And Jacob called the name of the place where God spake with him, Bethel. This name was first given after the dream vision of the ladder (Genesis 28:19); already on this occasion it had been changed into El-beth-el (Genesis 35:7); now its old name is reimposed.
I mentioned above that it interests me that despite being given the name Israel, twice, Jacob retains the name Jacob. Dr. Rabi Tzemah Yoreh provides a potential explanation for this in an article titled Jacob Is Renamed Israel (Twice): Why Does the Name Jacob Remain? and I will include some excerpts therefrom below:
Critical scholars have long argued that each of these name changes derives from different sources. The source of the second renaming, in ch. 35, is easy to identify as Priestly, since it refers to Jacob’s arrival from Paddan-aram, the name used in Priestly texts.
The first renaming of Jacob, in ch. 32, after he wrestles with the angel, likely derives from the E source. This is evident from the use of the word Elohim in the explanation of the name, which is the standard name for God in this source, as opposed to in J, which uses YHWH. The J source, then, does not include a renaming story.
Both the E and P stories seem clear: Jacob is no longer going to be called Jacob, only Israel. And yet, even after these renaming episodes, the patriarch is still referred to as Jacob in E, J, and P texts.

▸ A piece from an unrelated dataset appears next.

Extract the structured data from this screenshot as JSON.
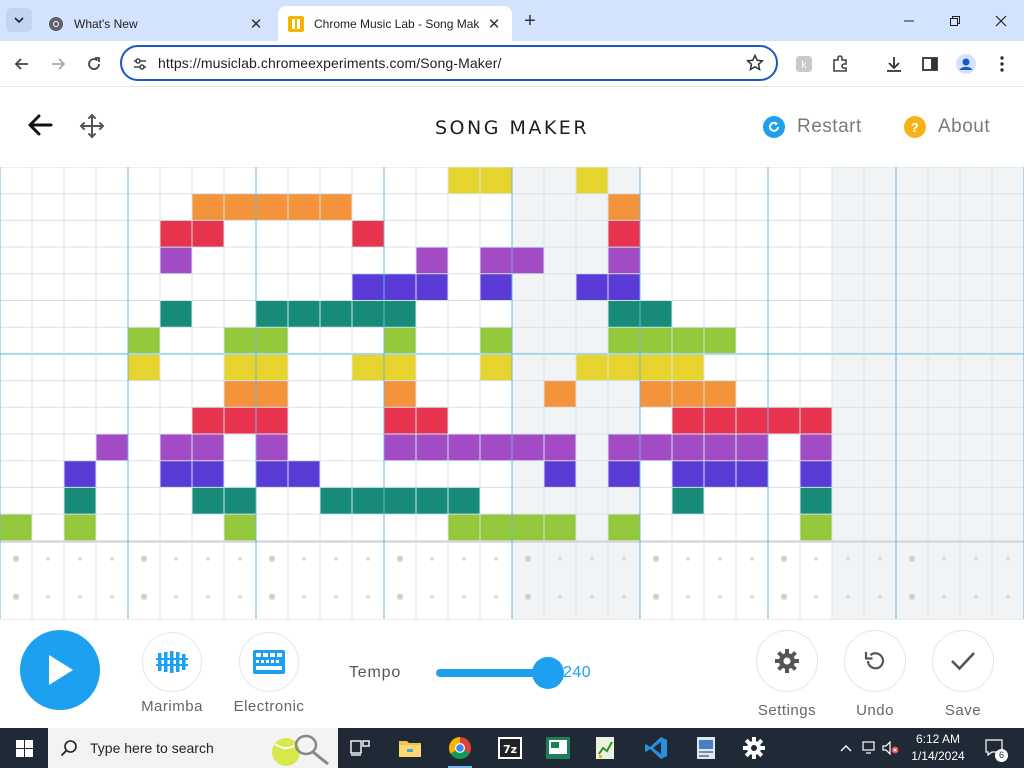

This contrasts with how the name change functions in the story of Abram and Sarai, both of whom are renamed in chapter 17:
Genesis Rabbah (78) actually records a debate about the exact the relationship between these two names:
תני לא שיעקר שם יעקב אלא כי אם ישראל יהיה שמך, ישראל יהיה עיקר ויעקב טפילה
It was taught: It isn’t that the name Jacob was to be uprooted, “rather Israel will be your name” – Israel will be the main [name] and Jacob will be secondary.
ר’ זכריה בשם ר’ אחא מכל מקום יעקב שמך אלא כי אם ישראל יהיה שמך, יעקב עיקר וישראל מוסיף עליו.
R. Zechariah in the name of R. Acha said: “Jacob is certainly your name, “rather Israel will be your name” – Jacob is your main name and Israel is added to it.
This solution is elegant, but unfortunately does not comport with what the text says: The texts in Genesis 32 and 35 never say or imply that Israel is an extra name; they both state clearly that the name Jacob is replaced by Israel.
E is unique among the Pentateuchal sources, having been composed in the Northern Kingdom, which was called Israel. J, in contrast, was composed in the Southern Kingdom of Judah, as was P and most of the Bible.  For E, Jacob/Israel is the most important patriarch. But for J, Abraham, the patriarch of the south, was the most important ancestor.
I recommend reading the entire article at the link provided above. The source critical evaluation of Genesis makes a certain amount of sense but it is also not without its own problems. As always, I encourage reading widely and deeply to develop an informed opinion.